Requirement: Extract the full set of records, then give each one again exactly.
#### Source data
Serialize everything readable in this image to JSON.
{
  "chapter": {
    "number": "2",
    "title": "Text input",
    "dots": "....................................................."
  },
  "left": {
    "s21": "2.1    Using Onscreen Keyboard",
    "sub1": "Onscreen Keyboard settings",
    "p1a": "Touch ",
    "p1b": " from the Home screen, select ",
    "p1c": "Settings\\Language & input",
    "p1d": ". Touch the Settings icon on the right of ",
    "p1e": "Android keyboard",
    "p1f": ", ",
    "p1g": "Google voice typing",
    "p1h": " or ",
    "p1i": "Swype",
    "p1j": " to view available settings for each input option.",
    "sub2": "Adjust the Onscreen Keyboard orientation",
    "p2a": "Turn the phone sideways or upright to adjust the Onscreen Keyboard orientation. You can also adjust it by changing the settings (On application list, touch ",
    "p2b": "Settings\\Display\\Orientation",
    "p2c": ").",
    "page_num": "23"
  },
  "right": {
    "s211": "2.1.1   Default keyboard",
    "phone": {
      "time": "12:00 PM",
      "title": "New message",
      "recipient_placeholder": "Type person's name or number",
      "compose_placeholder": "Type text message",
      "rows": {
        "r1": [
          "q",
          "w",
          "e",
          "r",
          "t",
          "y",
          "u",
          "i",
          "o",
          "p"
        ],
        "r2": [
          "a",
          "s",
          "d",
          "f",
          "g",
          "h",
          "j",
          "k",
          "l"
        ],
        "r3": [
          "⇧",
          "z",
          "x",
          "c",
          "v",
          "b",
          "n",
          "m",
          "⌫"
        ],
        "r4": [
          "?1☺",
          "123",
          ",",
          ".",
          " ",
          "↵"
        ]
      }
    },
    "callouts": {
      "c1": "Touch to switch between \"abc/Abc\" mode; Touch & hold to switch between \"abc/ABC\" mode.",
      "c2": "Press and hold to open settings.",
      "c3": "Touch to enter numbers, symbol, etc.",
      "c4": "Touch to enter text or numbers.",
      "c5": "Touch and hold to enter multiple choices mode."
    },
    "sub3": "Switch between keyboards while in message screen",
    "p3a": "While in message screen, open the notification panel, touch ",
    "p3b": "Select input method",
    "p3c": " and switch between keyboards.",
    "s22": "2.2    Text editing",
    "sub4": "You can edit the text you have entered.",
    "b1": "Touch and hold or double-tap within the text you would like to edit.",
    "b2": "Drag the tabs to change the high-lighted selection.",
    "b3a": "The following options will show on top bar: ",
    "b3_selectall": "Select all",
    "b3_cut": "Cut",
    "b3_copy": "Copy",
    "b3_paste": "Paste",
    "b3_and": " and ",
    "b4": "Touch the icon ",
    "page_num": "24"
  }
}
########
Solution to this task:
Serialize everything readable in this image to JSON.
{
  "chapter": {
    "number": "2",
    "title": "Text input",
    "dots": "....................................................."
  },
  "left": {
    "s21": "2.1    Using Onscreen Keyboard",
    "sub1": "Onscreen Keyboard settings",
    "p1a": "Touch ",
    "p1b": " from the Home screen, select ",
    "p1c": "Settings\\Language & input",
    "p1d": ". Touch the Settings icon on the right of ",
    "p1e": "Android keyboard",
    "p1f": ", ",
    "p1g": "Google voice typing",
    "p1h": " or ",
    "p1i": "Swype",
    "p1j": " to view available settings for each input option.",
    "sub2": "Adjust the Onscreen Keyboard orientation",
    "p2a": "Turn the phone sideways or upright to adjust the Onscreen Keyboard orientation. You can also adjust it by changing the settings (On application list, touch ",
    "p2b": "Settings\\Display\\Orientation",
    "p2c": ").",
    "page_num": "23"
  },
  "right": {
    "s211": "2.1.1   Default keyboard",
    "phone": {
      "time": "12:00 PM",
      "title": "New message",
      "recipient_placeholder": "Type person's name or number",
      "compose_placeholder": "Type text message",
      "rows": {
        "r1": [
          "q",
          "w",
          "e",
          "r",
          "t",
          "y",
          "u",
          "i",
          "o",
          "p"
        ],
        "r2": [
          "a",
          "s",
          "d",
          "f",
          "g",
          "h",
          "j",
          "k",
          "l"
        ],
        "r3": [
          "⇧",
          "z",
          "x",
          "c",
          "v",
          "b",
          "n",
          "m",
          "⌫"
        ],
        "r4": [
          "?1☺",
          "123",
          ",",
          ".",
          " ",
          "↵"
        ]
      }
    },
    "callouts": {
      "c1": "Touch to switch between \"abc/Abc\" mode; Touch & hold to switch between \"abc/ABC\" mode.",
      "c2": "Press and hold to open settings.",
      "c3": "Touch to enter numbers, symbol, etc.",
      "c4": "Touch to enter text or numbers.",
      "c5": "Touch and hold to enter multiple choices mode."
    },
    "sub3": "Switch between keyboards while in message screen",
    "p3a": "While in message screen, open the notification panel, touch ",
    "p3b": "Select input method",
    "p3c": " and switch between keyboards.",
    "s22": "2.2    Text editing",
    "sub4": "You can edit the text you have entered.",
    "b1": "Touch and hold or double-tap within the text you would like to edit.",
    "b2": "Drag the tabs to change the high-lighted selection.",
    "b3a": "The following options will show on top bar: ",
    "b3_selectall": "Select all",
    "b3_cut": "Cut",
    "b3_copy": "Copy",
    "b3_paste": "Paste",
    "b3_and": " and ",
    "b4": "Touch the icon ",
    "page_num": "24"
  }
}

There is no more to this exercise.